* **YOUR GOAL**
When you copy the entries, omit the images and keep every word as it is.
-- GIVEN DATA follows --
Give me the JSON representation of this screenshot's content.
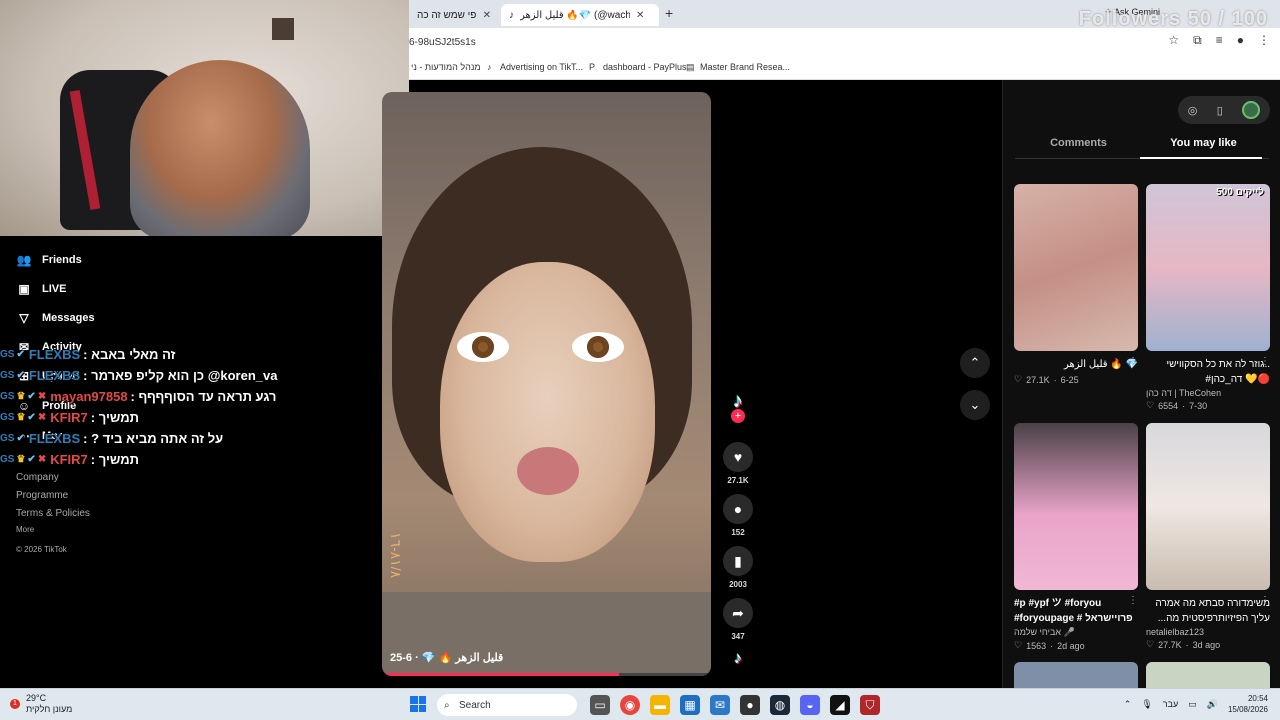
{
  "browser": {
    "tab_inactive_title": "משקפי שמש זה כה",
    "tab_active_title": "قليل الزهر 🔥💎 (@wache)",
    "url": "6-98uSJ2t5s1s",
    "ask_gemini": "Ask Gemini",
    "bookmarks": [
      "מנהל המודעות - ני",
      "Advertising on TikT...",
      "dashboard - PayPlus",
      "Master Brand Resea..."
    ]
  },
  "stream_overlay": {
    "followers_goal": "Followers 50 / 100",
    "chat": [
      {
        "user": "FLEXBS",
        "message": "זה מאלי באבא"
      },
      {
        "user": "FLEXBS",
        "message": "כן הוא קליפ פארמר @koren_va"
      },
      {
        "user": "mayan97858",
        "message": "רגע תראה עד הסוףףףף"
      },
      {
        "user": "KFIR7",
        "message": "תמשיך"
      },
      {
        "user": "FLEXBS",
        "message": "? על זה אתה מביא ביד"
      },
      {
        "user": "KFIR7",
        "message": "תמשיך"
      }
    ]
  },
  "sidebar": {
    "items": [
      {
        "label": "Friends",
        "icon": "friends-icon"
      },
      {
        "label": "LIVE",
        "icon": "live-icon"
      },
      {
        "label": "Messages",
        "icon": "messages-icon"
      },
      {
        "label": "Activity",
        "icon": "activity-icon",
        "badge": "9"
      },
      {
        "label": "Upload",
        "icon": "upload-icon"
      },
      {
        "label": "Profile",
        "icon": "profile-icon"
      },
      {
        "label": "More",
        "icon": "more-icon"
      }
    ],
    "footer_links": [
      "Company",
      "Programme",
      "Terms & Policies"
    ],
    "footer_more": "More",
    "copyright": "© 2026 TikTok"
  },
  "video": {
    "caption": "قليل الزهر 🔥 💎 · 6-25",
    "side_text": "٨١/٨-١٦",
    "progress": 0.72
  },
  "actions": {
    "likes": "27.1K",
    "comments": "152",
    "saves": "2003",
    "shares": "347"
  },
  "right_panel": {
    "tab_comments": "Comments",
    "tab_you_may_like": "You may like",
    "cards": [
      {
        "badge": "",
        "title": "قليل الزهر 🔥 💎",
        "meta_likes": "27.1K",
        "meta_date": "6-25",
        "author": ""
      },
      {
        "badge": "500 לייקים",
        "title": "גוזר לה את כל הסקווישי..",
        "subtitle": "#דה_כהן 💛🔴",
        "author": "דה כהן | TheCohen",
        "meta_likes": "6554",
        "meta_date": "7-30"
      },
      {
        "badge": "",
        "title": "#p #ypf ツ #foryou",
        "subtitle": "#foryoupage # פרויישראל",
        "author": "אביחי שלמה 🎤",
        "meta_likes": "1563",
        "meta_date": "2d ago"
      },
      {
        "badge": "",
        "title": "משימדורה סבתא מה אמרה",
        "subtitle": "...עליך הפיזיותרפיסטית מה",
        "author": "netalielbaz123",
        "meta_likes": "27.7K",
        "meta_date": "3d ago"
      }
    ]
  },
  "taskbar": {
    "temperature": "29°C",
    "weather_desc": "מעונן חלקית",
    "weather_badge": "1",
    "search": "Search",
    "language": "עבר",
    "time": "20:54",
    "date": "15/08/2026"
  },
  "colors": {
    "accent": "#fe2c55",
    "cyan": "#25f4ee"
  }
}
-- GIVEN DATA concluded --
* **SOLUTION FOR THIS PROBLEM**
Give me the JSON representation of this screenshot's content.
{
  "browser": {
    "tab_inactive_title": "משקפי שמש זה כה",
    "tab_active_title": "قليل الزهر 🔥💎 (@wache)",
    "url": "6-98uSJ2t5s1s",
    "ask_gemini": "Ask Gemini",
    "bookmarks": [
      "מנהל המודעות - ני",
      "Advertising on TikT...",
      "dashboard - PayPlus",
      "Master Brand Resea..."
    ]
  },
  "stream_overlay": {
    "followers_goal": "Followers 50 / 100",
    "chat": [
      {
        "user": "FLEXBS",
        "message": "זה מאלי באבא"
      },
      {
        "user": "FLEXBS",
        "message": "כן הוא קליפ פארמר @koren_va"
      },
      {
        "user": "mayan97858",
        "message": "רגע תראה עד הסוףףףף"
      },
      {
        "user": "KFIR7",
        "message": "תמשיך"
      },
      {
        "user": "FLEXBS",
        "message": "? על זה אתה מביא ביד"
      },
      {
        "user": "KFIR7",
        "message": "תמשיך"
      }
    ]
  },
  "sidebar": {
    "items": [
      {
        "label": "Friends",
        "icon": "friends-icon"
      },
      {
        "label": "LIVE",
        "icon": "live-icon"
      },
      {
        "label": "Messages",
        "icon": "messages-icon"
      },
      {
        "label": "Activity",
        "icon": "activity-icon",
        "badge": "9"
      },
      {
        "label": "Upload",
        "icon": "upload-icon"
      },
      {
        "label": "Profile",
        "icon": "profile-icon"
      },
      {
        "label": "More",
        "icon": "more-icon"
      }
    ],
    "footer_links": [
      "Company",
      "Programme",
      "Terms & Policies"
    ],
    "footer_more": "More",
    "copyright": "© 2026 TikTok"
  },
  "video": {
    "caption": "قليل الزهر 🔥 💎 · 6-25",
    "side_text": "٨١/٨-١٦",
    "progress": 0.72
  },
  "actions": {
    "likes": "27.1K",
    "comments": "152",
    "saves": "2003",
    "shares": "347"
  },
  "right_panel": {
    "tab_comments": "Comments",
    "tab_you_may_like": "You may like",
    "cards": [
      {
        "badge": "",
        "title": "قليل الزهر 🔥 💎",
        "meta_likes": "27.1K",
        "meta_date": "6-25",
        "author": ""
      },
      {
        "badge": "500 לייקים",
        "title": "גוזר לה את כל הסקווישי..",
        "subtitle": "#דה_כהן 💛🔴",
        "author": "דה כהן | TheCohen",
        "meta_likes": "6554",
        "meta_date": "7-30"
      },
      {
        "badge": "",
        "title": "#p #ypf ツ #foryou",
        "subtitle": "#foryoupage # פרויישראל",
        "author": "אביחי שלמה 🎤",
        "meta_likes": "1563",
        "meta_date": "2d ago"
      },
      {
        "badge": "",
        "title": "משימדורה סבתא מה אמרה",
        "subtitle": "...עליך הפיזיותרפיסטית מה",
        "author": "netalielbaz123",
        "meta_likes": "27.7K",
        "meta_date": "3d ago"
      }
    ]
  },
  "taskbar": {
    "temperature": "29°C",
    "weather_desc": "מעונן חלקית",
    "weather_badge": "1",
    "search": "Search",
    "language": "עבר",
    "time": "20:54",
    "date": "15/08/2026"
  },
  "colors": {
    "accent": "#fe2c55",
    "cyan": "#25f4ee"
  }
}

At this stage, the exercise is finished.